Thankfully Poilâne sells their bread in supermarkets and I finally gave up my scavenger hunt and took the easy way out. (And hey, one could do a lot worse than pain Poilâne, even if it’s from the supermarket.) But the other obstacle I’ve been facing is that for some reason, the jet lag upon my return has been formidable and I’ve been falling asleep around 4:30am and waking up around noon, just in time to miss the markets.
And although I’m fine buying Poilâne bread at the grocery store, I refuse to buy produce in them if I can help it, because of the disappointing quality. And I don’t like buying cheese in them either because if people continue to do so, the culture of the fromagerie will disappear. And who wants that to happen? Especially me, because I’d have to move.

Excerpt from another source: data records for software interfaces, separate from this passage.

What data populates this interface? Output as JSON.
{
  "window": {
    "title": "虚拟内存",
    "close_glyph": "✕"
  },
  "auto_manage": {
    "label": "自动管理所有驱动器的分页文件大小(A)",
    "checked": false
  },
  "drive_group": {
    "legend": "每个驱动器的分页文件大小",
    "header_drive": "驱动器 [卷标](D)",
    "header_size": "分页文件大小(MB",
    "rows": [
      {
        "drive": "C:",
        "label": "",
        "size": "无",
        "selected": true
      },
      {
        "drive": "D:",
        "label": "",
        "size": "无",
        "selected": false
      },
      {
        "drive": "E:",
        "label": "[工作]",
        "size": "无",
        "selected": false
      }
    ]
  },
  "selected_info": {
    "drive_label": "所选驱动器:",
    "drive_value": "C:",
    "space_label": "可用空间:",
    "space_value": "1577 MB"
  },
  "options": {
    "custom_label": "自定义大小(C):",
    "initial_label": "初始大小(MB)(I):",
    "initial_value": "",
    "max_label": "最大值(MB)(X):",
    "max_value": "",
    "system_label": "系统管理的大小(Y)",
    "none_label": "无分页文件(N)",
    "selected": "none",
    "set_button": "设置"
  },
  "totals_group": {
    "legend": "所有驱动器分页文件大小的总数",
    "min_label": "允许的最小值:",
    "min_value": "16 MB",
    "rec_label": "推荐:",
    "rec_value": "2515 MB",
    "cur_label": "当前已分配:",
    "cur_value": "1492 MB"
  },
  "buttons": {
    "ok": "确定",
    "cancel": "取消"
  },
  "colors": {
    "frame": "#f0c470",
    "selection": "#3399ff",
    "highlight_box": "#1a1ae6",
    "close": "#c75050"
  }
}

And also, well, it’s because I like shopping at the market. Luckily there are still lines at the nice folks that run the crèmerie at mine that sells cheese. And in August, if you don’t oversleep, you can catch the last of the summer fruits like peaches, white nectarines, and best of all, Reines-Claudes plums, which – if you get a good batch – are the best fruit you’ll ever taste. And I’m not exaggerating.

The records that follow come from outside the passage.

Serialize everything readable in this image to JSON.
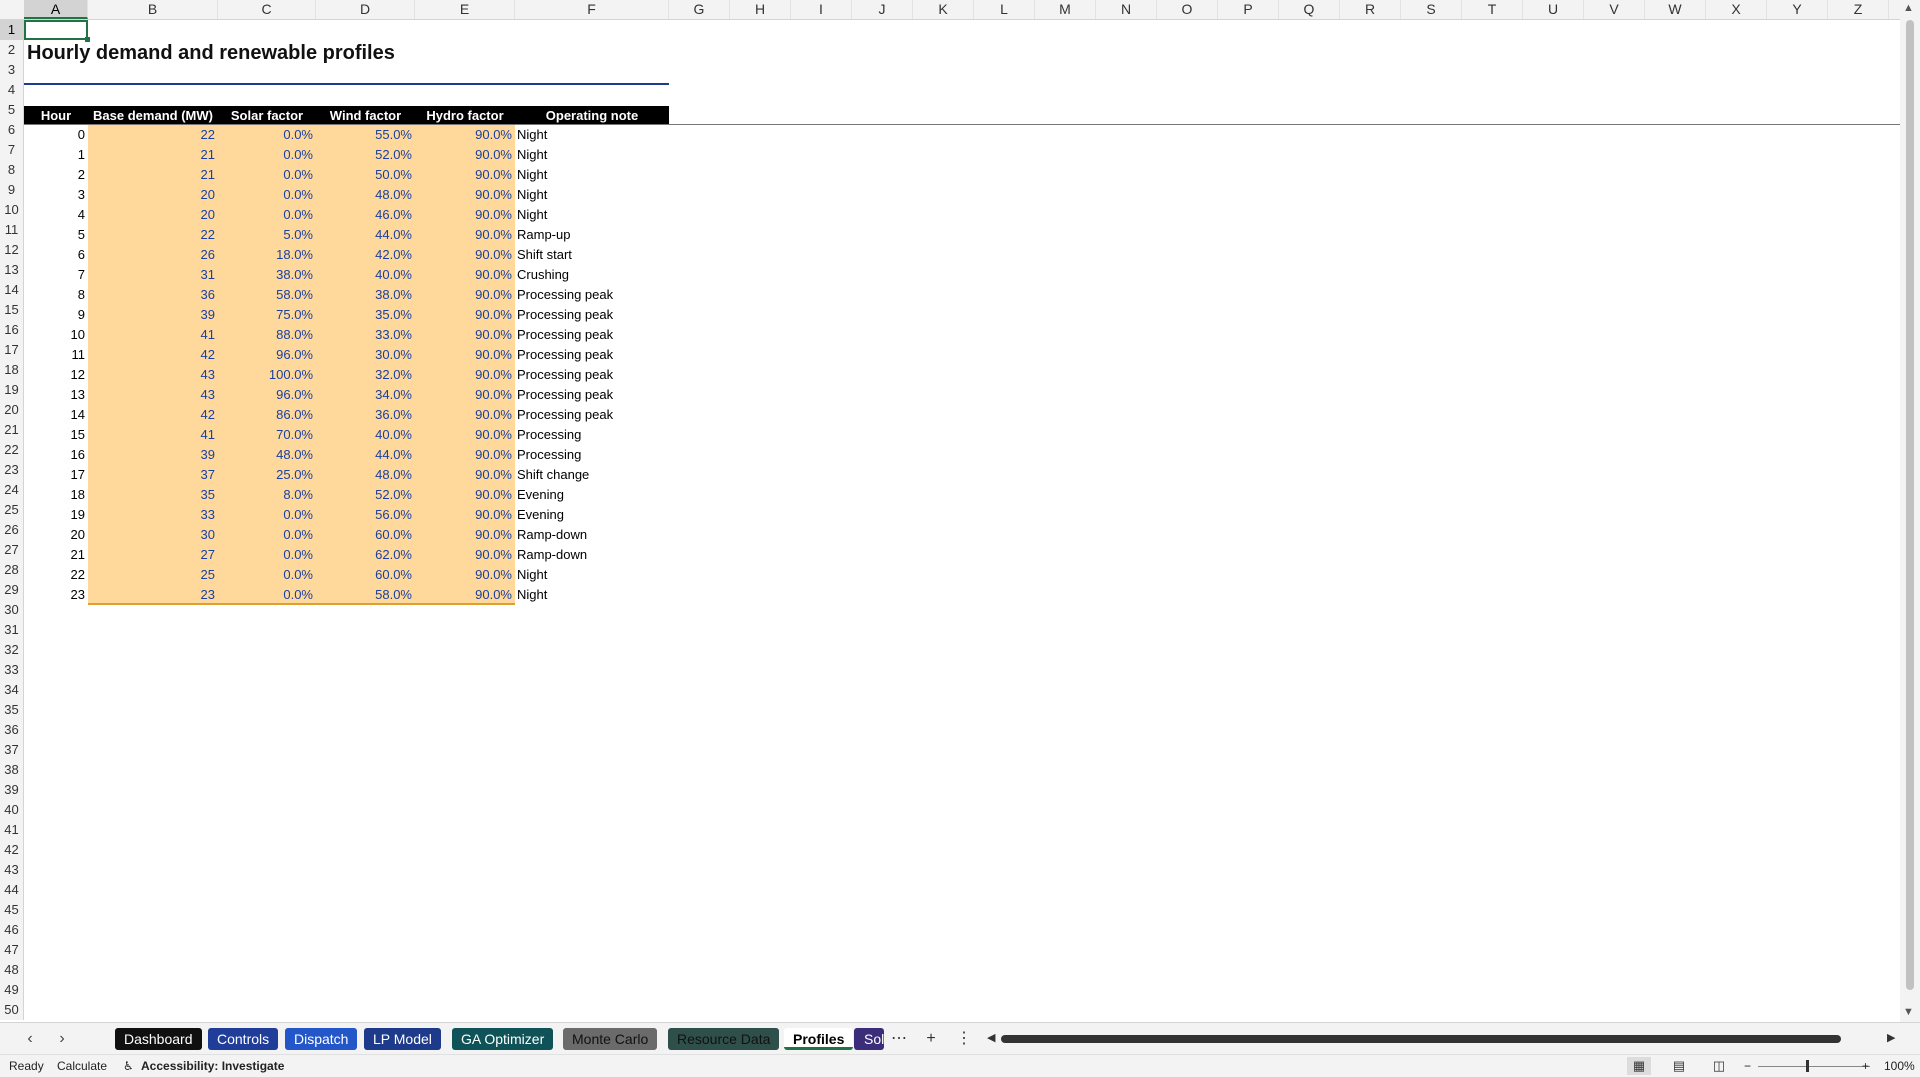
{
  "columns": [
    "A",
    "B",
    "C",
    "D",
    "E",
    "F",
    "G",
    "H",
    "I",
    "J",
    "K",
    "L",
    "M",
    "N",
    "O",
    "P",
    "Q",
    "R",
    "S",
    "T",
    "U",
    "V",
    "W",
    "X",
    "Y",
    "Z"
  ],
  "rows": [
    "1",
    "2",
    "3",
    "4",
    "5",
    "6",
    "7",
    "8",
    "9",
    "10",
    "11",
    "12",
    "13",
    "14",
    "15",
    "16",
    "17",
    "18",
    "19",
    "20",
    "21",
    "22",
    "23",
    "24",
    "25",
    "26",
    "27",
    "28",
    "29",
    "30",
    "31",
    "32",
    "33",
    "34",
    "35",
    "36",
    "37",
    "38",
    "39",
    "40",
    "41",
    "42",
    "43",
    "44",
    "45",
    "46",
    "47",
    "48",
    "49",
    "50"
  ],
  "selected_cell": "A1",
  "sheet": {
    "title": "Hourly demand and renewable profiles",
    "headers": [
      "Hour",
      "Base demand (MW)",
      "Solar factor",
      "Wind factor",
      "Hydro factor",
      "Operating note"
    ],
    "data": [
      {
        "hour": "0",
        "demand": "22",
        "solar": "0.0%",
        "wind": "55.0%",
        "hydro": "90.0%",
        "note": "Night"
      },
      {
        "hour": "1",
        "demand": "21",
        "solar": "0.0%",
        "wind": "52.0%",
        "hydro": "90.0%",
        "note": "Night"
      },
      {
        "hour": "2",
        "demand": "21",
        "solar": "0.0%",
        "wind": "50.0%",
        "hydro": "90.0%",
        "note": "Night"
      },
      {
        "hour": "3",
        "demand": "20",
        "solar": "0.0%",
        "wind": "48.0%",
        "hydro": "90.0%",
        "note": "Night"
      },
      {
        "hour": "4",
        "demand": "20",
        "solar": "0.0%",
        "wind": "46.0%",
        "hydro": "90.0%",
        "note": "Night"
      },
      {
        "hour": "5",
        "demand": "22",
        "solar": "5.0%",
        "wind": "44.0%",
        "hydro": "90.0%",
        "note": "Ramp-up"
      },
      {
        "hour": "6",
        "demand": "26",
        "solar": "18.0%",
        "wind": "42.0%",
        "hydro": "90.0%",
        "note": "Shift start"
      },
      {
        "hour": "7",
        "demand": "31",
        "solar": "38.0%",
        "wind": "40.0%",
        "hydro": "90.0%",
        "note": "Crushing"
      },
      {
        "hour": "8",
        "demand": "36",
        "solar": "58.0%",
        "wind": "38.0%",
        "hydro": "90.0%",
        "note": "Processing peak"
      },
      {
        "hour": "9",
        "demand": "39",
        "solar": "75.0%",
        "wind": "35.0%",
        "hydro": "90.0%",
        "note": "Processing peak"
      },
      {
        "hour": "10",
        "demand": "41",
        "solar": "88.0%",
        "wind": "33.0%",
        "hydro": "90.0%",
        "note": "Processing peak"
      },
      {
        "hour": "11",
        "demand": "42",
        "solar": "96.0%",
        "wind": "30.0%",
        "hydro": "90.0%",
        "note": "Processing peak"
      },
      {
        "hour": "12",
        "demand": "43",
        "solar": "100.0%",
        "wind": "32.0%",
        "hydro": "90.0%",
        "note": "Processing peak"
      },
      {
        "hour": "13",
        "demand": "43",
        "solar": "96.0%",
        "wind": "34.0%",
        "hydro": "90.0%",
        "note": "Processing peak"
      },
      {
        "hour": "14",
        "demand": "42",
        "solar": "86.0%",
        "wind": "36.0%",
        "hydro": "90.0%",
        "note": "Processing peak"
      },
      {
        "hour": "15",
        "demand": "41",
        "solar": "70.0%",
        "wind": "40.0%",
        "hydro": "90.0%",
        "note": "Processing"
      },
      {
        "hour": "16",
        "demand": "39",
        "solar": "48.0%",
        "wind": "44.0%",
        "hydro": "90.0%",
        "note": "Processing"
      },
      {
        "hour": "17",
        "demand": "37",
        "solar": "25.0%",
        "wind": "48.0%",
        "hydro": "90.0%",
        "note": "Shift change"
      },
      {
        "hour": "18",
        "demand": "35",
        "solar": "8.0%",
        "wind": "52.0%",
        "hydro": "90.0%",
        "note": "Evening"
      },
      {
        "hour": "19",
        "demand": "33",
        "solar": "0.0%",
        "wind": "56.0%",
        "hydro": "90.0%",
        "note": "Evening"
      },
      {
        "hour": "20",
        "demand": "30",
        "solar": "0.0%",
        "wind": "60.0%",
        "hydro": "90.0%",
        "note": "Ramp-down"
      },
      {
        "hour": "21",
        "demand": "27",
        "solar": "0.0%",
        "wind": "62.0%",
        "hydro": "90.0%",
        "note": "Ramp-down"
      },
      {
        "hour": "22",
        "demand": "25",
        "solar": "0.0%",
        "wind": "60.0%",
        "hydro": "90.0%",
        "note": "Night"
      },
      {
        "hour": "23",
        "demand": "23",
        "solar": "0.0%",
        "wind": "58.0%",
        "hydro": "90.0%",
        "note": "Night"
      }
    ]
  },
  "tabs": [
    {
      "label": "Dashboard",
      "bg": "#101010",
      "fg": "#ffffff"
    },
    {
      "label": "Controls",
      "bg": "#1f3d99",
      "fg": "#ffffff"
    },
    {
      "label": "Dispatch",
      "bg": "#2356c9",
      "fg": "#ffffff"
    },
    {
      "label": "LP Model",
      "bg": "#1e3a8a",
      "fg": "#ffffff"
    },
    {
      "label": "GA Optimizer",
      "bg": "#0f5257",
      "fg": "#ffffff"
    },
    {
      "label": "Monte Carlo",
      "bg": "#6b6b6b",
      "fg": "#111111"
    },
    {
      "label": "Resource Data",
      "bg": "#2f4f4a",
      "fg": "#111111"
    },
    {
      "label": "Profiles",
      "bg": "#ffffff",
      "fg": "#000000"
    },
    {
      "label": "Sol",
      "bg": "#3b2d7a",
      "fg": "#ffffff"
    }
  ],
  "active_tab": "Profiles",
  "status": {
    "ready": "Ready",
    "calculate": "Calculate",
    "accessibility": "Accessibility: Investigate",
    "zoom": "100%"
  },
  "icons": {
    "prev_sheet": "chevron-left-icon",
    "next_sheet": "chevron-right-icon",
    "more_sheets": "ellipsis-icon",
    "add_sheet": "plus-icon",
    "options": "vertical-dots-icon"
  }
}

Of course, a lot of the stall owners are gone on break as well, and in their place, there are people selling t-shirts, Eiffel tower statues, African statues, and yes, even people hawking scarves in August. Although with the less-than-optimal weather, I’ll admit I’ve kept a few scarves handy on my coat rack. (And seasoned locals know better than to pack away their sweaters as well.)
Speaking of apparel, something that’s become popular this year are les marinières, or French sailor shirts. No, people in Paris don’t generally wear berets, but they do have a curious love of anything nautical, even though the closest somewhat large body of water is the Seine. Although it’s not exactly a place you want to set sail. Or worse, capsize. I’ve been tempted to get one of those shirts myself, to be part of the jaunty crowd, but when I met up with two friends recently and both showed up wearing them, I decided to stick with the normal uniform of basic black.

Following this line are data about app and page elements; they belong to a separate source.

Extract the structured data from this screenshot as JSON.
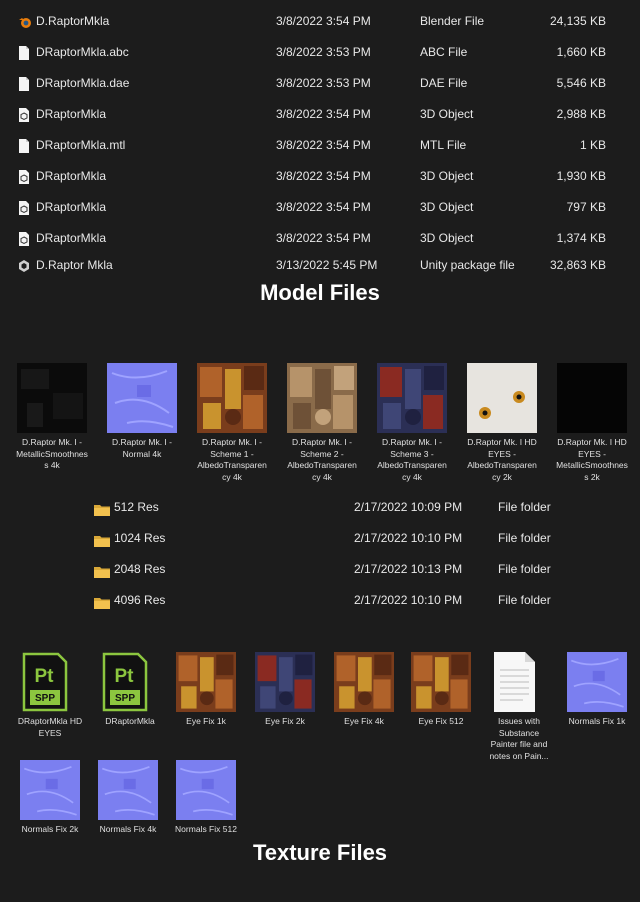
{
  "model_files": [
    {
      "name": "D.RaptorMkla",
      "date": "3/8/2022 3:54 PM",
      "type": "Blender File",
      "size": "24,135 KB",
      "icon": "blender-icon"
    },
    {
      "name": "DRaptorMkla.abc",
      "date": "3/8/2022 3:53 PM",
      "type": "ABC File",
      "size": "1,660 KB",
      "icon": "file-icon"
    },
    {
      "name": "DRaptorMkla.dae",
      "date": "3/8/2022 3:53 PM",
      "type": "DAE File",
      "size": "5,546 KB",
      "icon": "file-icon"
    },
    {
      "name": "DRaptorMkla",
      "date": "3/8/2022 3:54 PM",
      "type": "3D Object",
      "size": "2,988 KB",
      "icon": "3d-object-icon"
    },
    {
      "name": "DRaptorMkla.mtl",
      "date": "3/8/2022 3:54 PM",
      "type": "MTL File",
      "size": "1 KB",
      "icon": "file-icon"
    },
    {
      "name": "DRaptorMkla",
      "date": "3/8/2022 3:54 PM",
      "type": "3D Object",
      "size": "1,930 KB",
      "icon": "3d-object-icon"
    },
    {
      "name": "DRaptorMkla",
      "date": "3/8/2022 3:54 PM",
      "type": "3D Object",
      "size": "797 KB",
      "icon": "3d-object-icon"
    },
    {
      "name": "DRaptorMkla",
      "date": "3/8/2022 3:54 PM",
      "type": "3D Object",
      "size": "1,374 KB",
      "icon": "3d-object-icon"
    },
    {
      "name": "D.Raptor Mkla",
      "date": "3/13/2022 5:45 PM",
      "type": "Unity package file",
      "size": "32,863 KB",
      "icon": "unity-icon"
    }
  ],
  "model_title": "Model Files",
  "textures_top": [
    {
      "caption": "D.Raptor Mk. I - MetallicSmoothness 4k",
      "kind": "black-noise"
    },
    {
      "caption": "D.Raptor Mk. I - Normal 4k",
      "kind": "normal"
    },
    {
      "caption": "D.Raptor Mk. I - Scheme 1 - AlbedoTransparency 4k",
      "kind": "albedo-orange"
    },
    {
      "caption": "D.Raptor Mk. I - Scheme 2 - AlbedoTransparency 4k",
      "kind": "albedo-tan"
    },
    {
      "caption": "D.Raptor Mk. I - Scheme 3 - AlbedoTransparency 4k",
      "kind": "albedo-blue"
    },
    {
      "caption": "D.Raptor Mk. I HD EYES - AlbedoTransparency 2k",
      "kind": "eyes"
    },
    {
      "caption": "D.Raptor Mk. I HD EYES - MetallicSmoothness 2k",
      "kind": "black"
    }
  ],
  "folders": [
    {
      "name": "512 Res",
      "date": "2/17/2022 10:09 PM",
      "type": "File folder"
    },
    {
      "name": "1024 Res",
      "date": "2/17/2022 10:10 PM",
      "type": "File folder"
    },
    {
      "name": "2048 Res",
      "date": "2/17/2022 10:13 PM",
      "type": "File folder"
    },
    {
      "name": "4096 Res",
      "date": "2/17/2022 10:10 PM",
      "type": "File folder"
    }
  ],
  "textures_bottom": [
    {
      "caption": "DRaptorMkla HD EYES",
      "kind": "spp",
      "label_top": "Pt",
      "label_bottom": "SPP"
    },
    {
      "caption": "DRaptorMkla",
      "kind": "spp",
      "label_top": "Pt",
      "label_bottom": "SPP"
    },
    {
      "caption": "Eye Fix 1k",
      "kind": "albedo-orange"
    },
    {
      "caption": "Eye Fix 2k",
      "kind": "albedo-blue"
    },
    {
      "caption": "Eye Fix 4k",
      "kind": "albedo-orange"
    },
    {
      "caption": "Eye Fix 512",
      "kind": "albedo-orange"
    },
    {
      "caption": "Issues with Substance Painter file and notes on Pain...",
      "kind": "document"
    },
    {
      "caption": "Normals Fix 1k",
      "kind": "normal"
    },
    {
      "caption": "Normals Fix 2k",
      "kind": "normal"
    },
    {
      "caption": "Normals Fix 4k",
      "kind": "normal"
    },
    {
      "caption": "Normals Fix 512",
      "kind": "normal"
    }
  ],
  "texture_title": "Texture Files",
  "colors": {
    "background": "#1c1c1c",
    "folder": "#f2c14e",
    "spp_green": "#8cc63f",
    "normal": "#7b7ff0"
  }
}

Since I was able to get out of bed before noon today, I bought a lot of fruit, some tomatoes, and a bunch of basil from the only stand with bunches of it. Because I’m trying to dial down how much I’m eating for a while, after an over-indulgent trip to New York (and that’s putting it mildly…), I’m happily eating my way through anything and everything that’s I can get my hands on that’s a fresh fruit or vegetable. Last night I made a tomato-avocado salad with garlic toasts from my pain Poilâne and today, I chopped up some of that basil and a bit of fresh garlic and made a blitz-style Panzanella with the leftovers that had been soaking all night in the vinaigrette.
I’m probably going to eat most of the fresh fruit as is. (Well, if I can manage to emerge victorious from a first-time inundation by fruit flies.) I did buy a kilo of apricots because someone I know keeps buying jam at the supermarket when he runs out, which is folly because normally during the summer, I am a jam-making machine. So instead of being triste that summer has—at least weather-wise, been a bit of a bust, I’m making do with what I have. And I’m not complaining.